Similarly, if you’re working with a legacy codebase with less-than-perfect quality, you may constantly be tempted to scrap the existing code and start fresh with a ground-up rewrite. This is usually a terrible idea. Large rewrites rarely work because they’re attempting to solve a cultural problem with a technical solution. With rewrites, the assumption is that the existing codebase is the only impediment, but poor quality code is a cultural problem. If the developers or managers that created the codebase are still there, the same problems will happen.

Creating an emphasis on quality throughout a team can be exponentially more valuable than just formalizing processes and paying for some tools. If your team cares about quality, they'll naturally gravitate towards the tools that will help them do their job. Keeping these things in mind as you create your own testing strategy will make the journey easier and the results better.
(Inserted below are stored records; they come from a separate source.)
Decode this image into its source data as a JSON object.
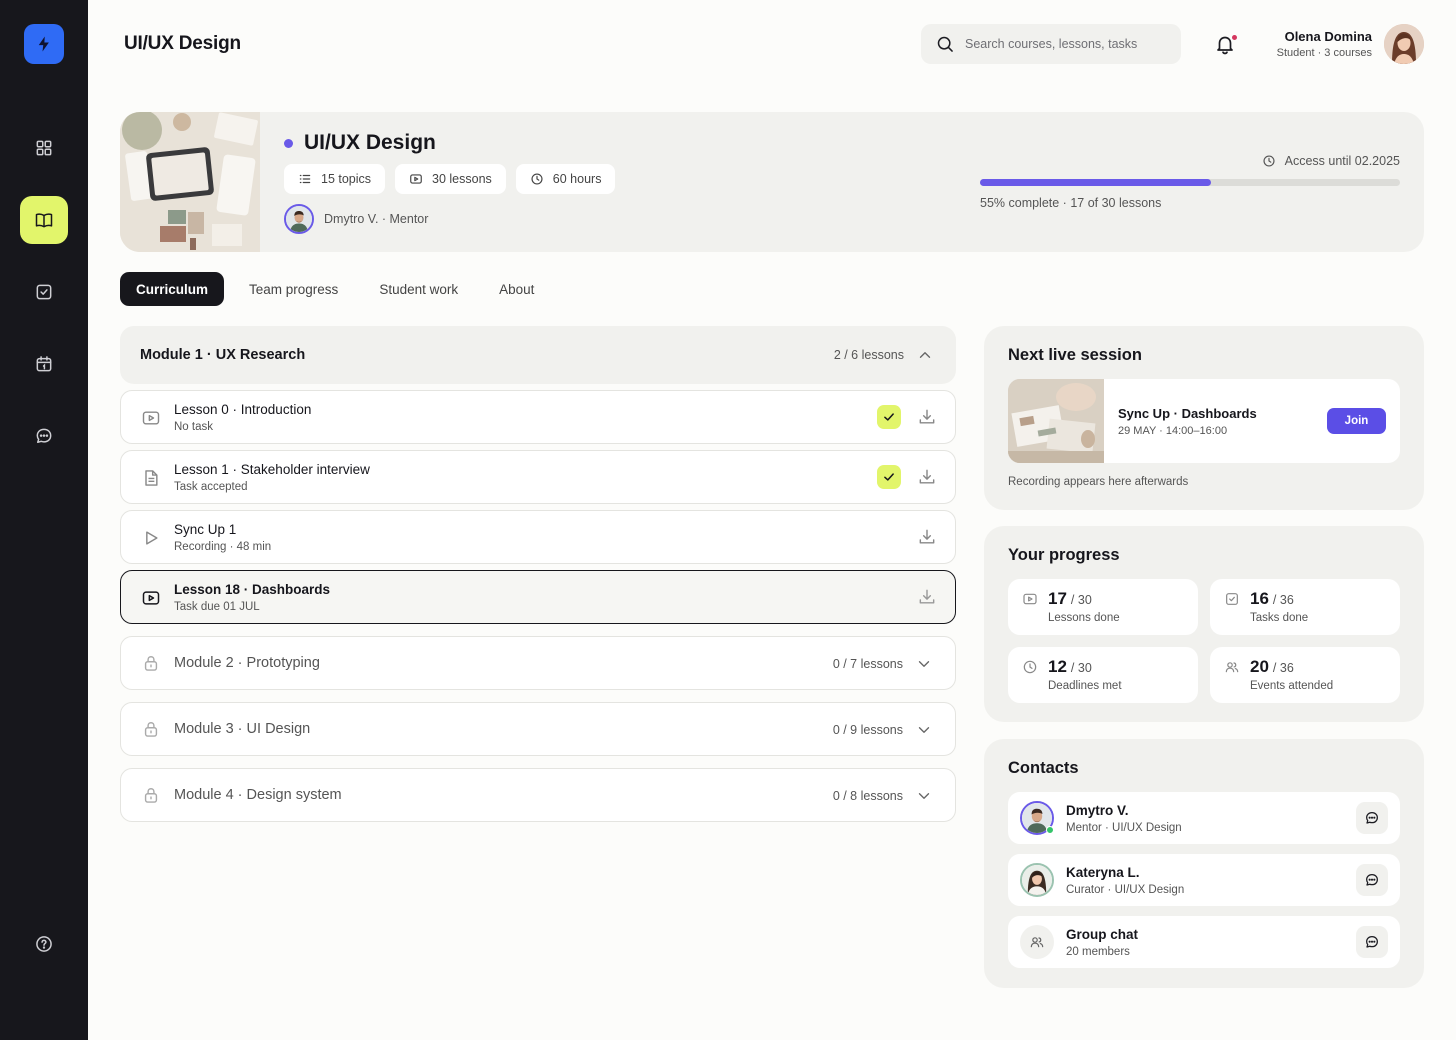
{
  "header": {
    "title": "UI/UX Design",
    "search_placeholder": "Search courses, lessons, tasks",
    "user": {
      "name": "Olena Domina",
      "subtitle": "Student · 3 courses"
    }
  },
  "sidebar": {
    "items": [
      {
        "icon": "dashboard-grid-icon"
      },
      {
        "icon": "book-icon",
        "active": true
      },
      {
        "icon": "tasks-check-icon"
      },
      {
        "icon": "calendar-icon"
      },
      {
        "icon": "chat-icon"
      },
      {
        "icon": "help-icon"
      }
    ]
  },
  "course": {
    "title": "UI/UX Design",
    "chips": [
      {
        "icon": "list-icon",
        "label": "15 topics"
      },
      {
        "icon": "video-icon",
        "label": "30 lessons"
      },
      {
        "icon": "clock-icon",
        "label": "60 hours"
      }
    ],
    "mentor": "Dmytro V. · Mentor",
    "access": "Access until 02.2025",
    "progress_percent": 55,
    "progress_text": "55% complete · 17 of 30 lessons",
    "accent_color": "#6a5ae8"
  },
  "tabs": [
    {
      "label": "Curriculum",
      "active": true
    },
    {
      "label": "Team progress"
    },
    {
      "label": "Student work"
    },
    {
      "label": "About"
    }
  ],
  "curriculum": {
    "open_module": {
      "title": "Module 1 · UX Research",
      "count": "2 / 6 lessons"
    },
    "lessons": [
      {
        "icon": "video-icon",
        "title": "Lesson 0 · Introduction",
        "subtitle": "No task",
        "done": true
      },
      {
        "icon": "document-icon",
        "title": "Lesson 1 · Stakeholder interview",
        "subtitle": "Task accepted",
        "done": true
      },
      {
        "icon": "play-icon",
        "title": "Sync Up 1",
        "subtitle": "Recording · 48 min",
        "done": false
      },
      {
        "icon": "video-icon",
        "title": "Lesson 18 · Dashboards",
        "subtitle": "Task due 01 JUL",
        "done": false,
        "current": true
      }
    ],
    "locked_modules": [
      {
        "title": "Module 2 · Prototyping",
        "count": "0 / 7 lessons"
      },
      {
        "title": "Module 3 · UI Design",
        "count": "0 / 9 lessons"
      },
      {
        "title": "Module 4 · Design system",
        "count": "0 / 8 lessons"
      }
    ]
  },
  "next_session": {
    "heading": "Next live session",
    "title": "Sync Up · Dashboards",
    "time": "29 MAY · 14:00–16:00",
    "join_label": "Join",
    "note": "Recording appears here afterwards"
  },
  "progress": {
    "heading": "Your progress",
    "stats": [
      {
        "icon": "video-icon",
        "value": "17",
        "total": "/ 30",
        "label": "Lessons done"
      },
      {
        "icon": "tasks-check-icon",
        "value": "16",
        "total": "/ 36",
        "label": "Tasks done"
      },
      {
        "icon": "clock-icon",
        "value": "12",
        "total": "/ 30",
        "label": "Deadlines met"
      },
      {
        "icon": "people-icon",
        "value": "20",
        "total": "/ 36",
        "label": "Events attended"
      }
    ]
  },
  "contacts": {
    "heading": "Contacts",
    "items": [
      {
        "name": "Dmytro V.",
        "role": "Mentor · UI/UX Design",
        "online": true
      },
      {
        "name": "Kateryna L.",
        "role": "Curator · UI/UX Design"
      },
      {
        "name": "Group chat",
        "role": "20 members"
      }
    ]
  }
}
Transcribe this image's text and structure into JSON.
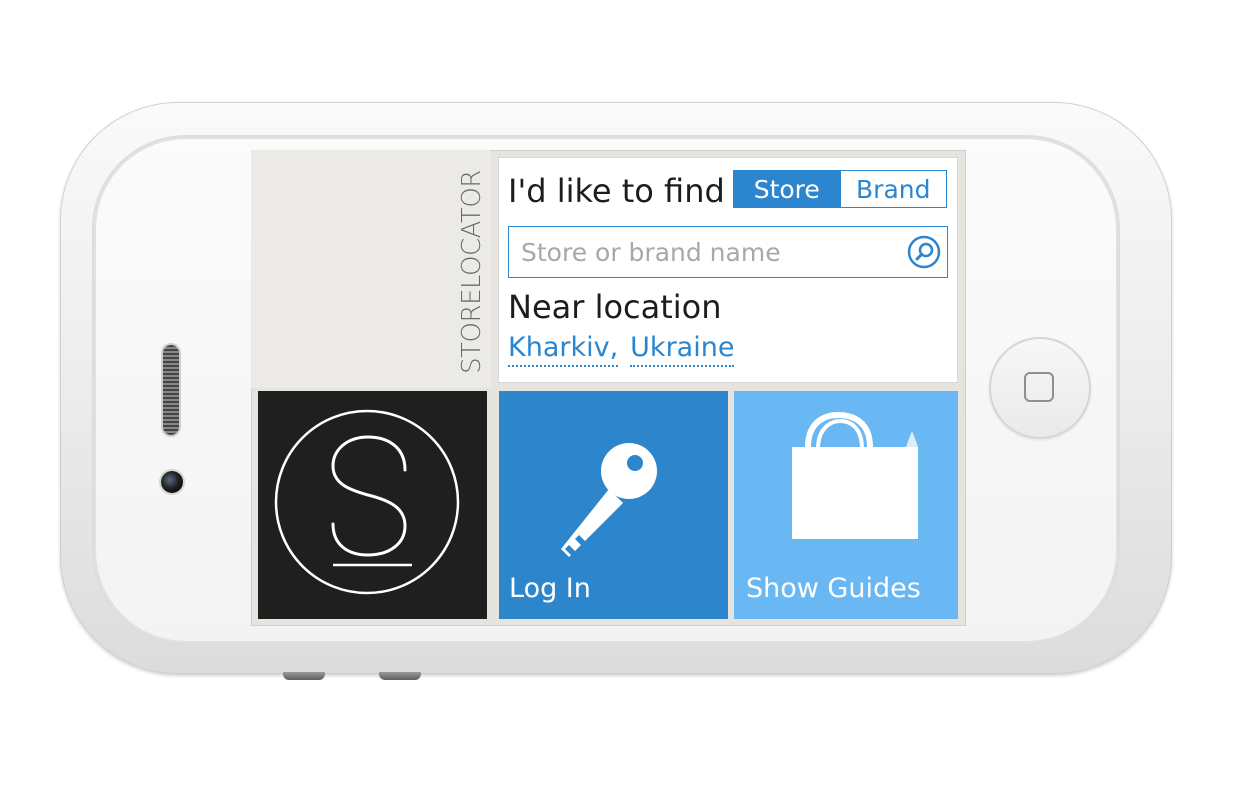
{
  "app": {
    "brand_vertical": "STORELOCATOR"
  },
  "find": {
    "label": "I'd like to find",
    "toggle": {
      "options": [
        "Store",
        "Brand"
      ],
      "selected": "Store"
    }
  },
  "search": {
    "placeholder": "Store or brand name",
    "value": "",
    "icon": "search-icon"
  },
  "near": {
    "label": "Near location",
    "city": "Kharkiv,",
    "country": "Ukraine"
  },
  "tiles": {
    "logo": {
      "icon": "store-logo-icon",
      "color": "#1f1f1f"
    },
    "login": {
      "label": "Log In",
      "icon": "key-icon",
      "color": "#2d86cc"
    },
    "guides": {
      "label": "Show Guides",
      "icon": "shopping-bag-icon",
      "color": "#6ab8f3"
    }
  },
  "theme": {
    "accent": "#2b86cf"
  }
}
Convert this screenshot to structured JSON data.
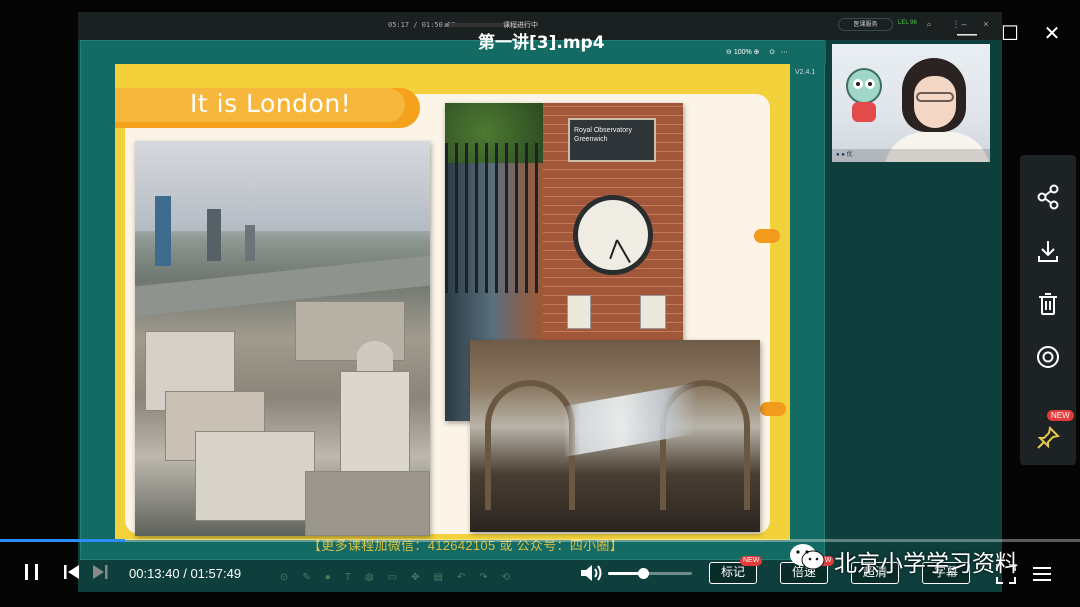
{
  "window": {
    "file_title": "第一讲[3].mp4",
    "minimize_glyph": "—",
    "maximize_glyph": "☐",
    "close_glyph": "✕"
  },
  "recording": {
    "time": "05:17 / 01:50:00",
    "status": "课程进行中",
    "right_button": "医课服务",
    "signal": "LEL 96",
    "progress": 0.05
  },
  "courseware": {
    "zoom": "100%",
    "version": "V2.4.1",
    "slide_title": "It is London!",
    "clock_sign_line1": "Royal Observatory",
    "clock_sign_line2": "Greenwich",
    "watermark": "【更多课程加微信：412642105 或 公众号：四小圈】"
  },
  "webcam": {
    "footer": "● ● 优"
  },
  "player": {
    "time": "00:13:40 / 01:57:49",
    "progress": 0.116,
    "volume": 0.42,
    "buttons": [
      {
        "label": "标记",
        "badge": "NEW"
      },
      {
        "label": "倍速",
        "badge": "NEW"
      },
      {
        "label": "超清",
        "badge": ""
      },
      {
        "label": "字幕",
        "badge": ""
      }
    ]
  },
  "side_actions": {
    "items": [
      "share-icon",
      "download-icon",
      "delete-icon",
      "settings-icon",
      "pin-icon"
    ],
    "pin_badge": "NEW"
  },
  "brand_watermark": "北京小学学习资料",
  "colors": {
    "accent_blue": "#2c8cff",
    "panel_teal": "#136b63",
    "slide_yellow": "#f2d13a",
    "banner_orange": "#f4a21c",
    "badge_red": "#e23b3b"
  }
}
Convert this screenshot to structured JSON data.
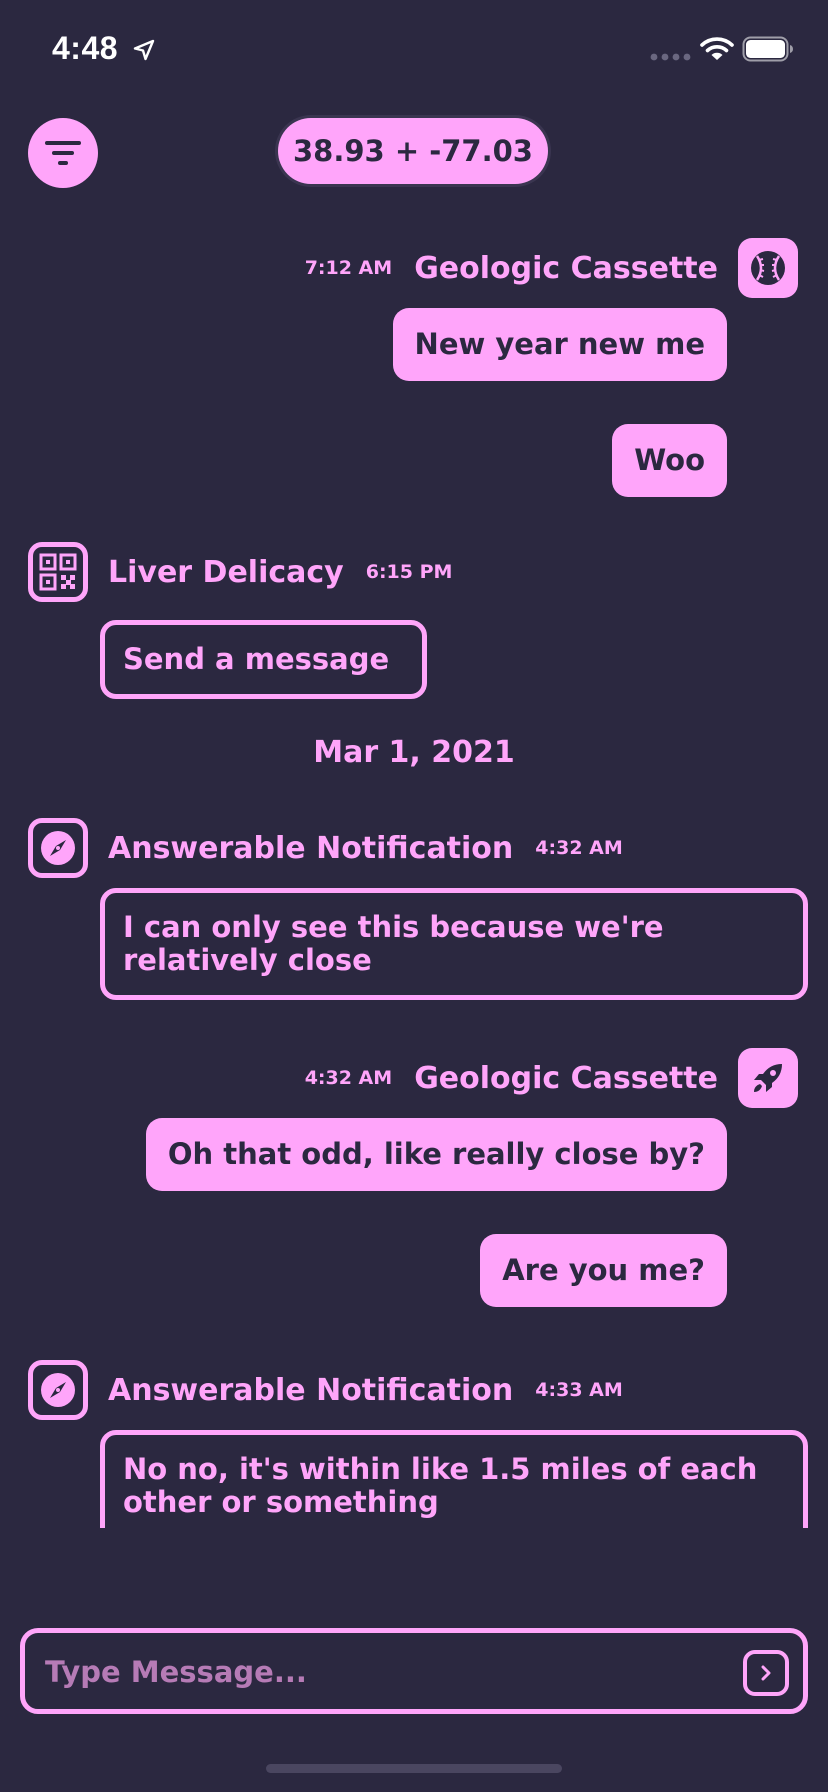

So, with no further ado, let's dive into designing your process.

  1. Gerald Weinberg, Perfect Software And Other Illusions About Testing (Dorset House Pub., 2011), 161.
  2. Dane Bertram, et. al., "Communication, Collaboration, and Bugs: The Social Nature of Issue Tracking in Small, Collocated Teams" (2010), 1.
  3. Bertram, et. al., "Communication, Collaboration, and Bugs: The Social Nature of Issue Tracking in Small, Collocated Teams", 1.
  4. Andrew Hunt and David Thomas, The Pragmatic Programmer (Addison-Wesley, 2000), 227.
  5. Weinberg, Perfect Software And Other Illusions About Testing, 80.
  6. Hunt and Thomas, The Pragmatic Programmer, 5.
  7. Robert C. Martin, The Clean Coder: A Code of Conduct for Professional Programmers (Pearson Education, 2011), 290.
  8. Weinberg, Perfect Software And Other Illusions About Testing, 51.